Task. These entries must be printed again exactly as they are.
+++ Data records
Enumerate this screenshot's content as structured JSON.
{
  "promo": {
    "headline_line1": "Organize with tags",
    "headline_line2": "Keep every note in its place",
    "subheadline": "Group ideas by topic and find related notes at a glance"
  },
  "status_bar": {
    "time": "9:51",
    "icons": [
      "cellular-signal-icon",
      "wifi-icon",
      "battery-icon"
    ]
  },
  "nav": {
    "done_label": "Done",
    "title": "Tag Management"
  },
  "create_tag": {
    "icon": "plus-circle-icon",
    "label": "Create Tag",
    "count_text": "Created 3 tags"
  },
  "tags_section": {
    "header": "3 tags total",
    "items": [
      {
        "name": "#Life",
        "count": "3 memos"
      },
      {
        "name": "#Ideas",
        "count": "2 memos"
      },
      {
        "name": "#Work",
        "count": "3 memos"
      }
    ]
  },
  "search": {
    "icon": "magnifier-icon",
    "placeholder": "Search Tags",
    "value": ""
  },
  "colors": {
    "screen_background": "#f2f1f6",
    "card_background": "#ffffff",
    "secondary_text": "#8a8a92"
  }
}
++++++
Task result.
Enumerate this screenshot's content as structured JSON.
{
  "promo": {
    "headline_line1": "Organize with tags",
    "headline_line2": "Keep every note in its place",
    "subheadline": "Group ideas by topic and find related notes at a glance"
  },
  "status_bar": {
    "time": "9:51",
    "icons": [
      "cellular-signal-icon",
      "wifi-icon",
      "battery-icon"
    ]
  },
  "nav": {
    "done_label": "Done",
    "title": "Tag Management"
  },
  "create_tag": {
    "icon": "plus-circle-icon",
    "label": "Create Tag",
    "count_text": "Created 3 tags"
  },
  "tags_section": {
    "header": "3 tags total",
    "items": [
      {
        "name": "#Life",
        "count": "3 memos"
      },
      {
        "name": "#Ideas",
        "count": "2 memos"
      },
      {
        "name": "#Work",
        "count": "3 memos"
      }
    ]
  },
  "search": {
    "icon": "magnifier-icon",
    "placeholder": "Search Tags",
    "value": ""
  },
  "colors": {
    "screen_background": "#f2f1f6",
    "card_background": "#ffffff",
    "secondary_text": "#8a8a92"
  }
}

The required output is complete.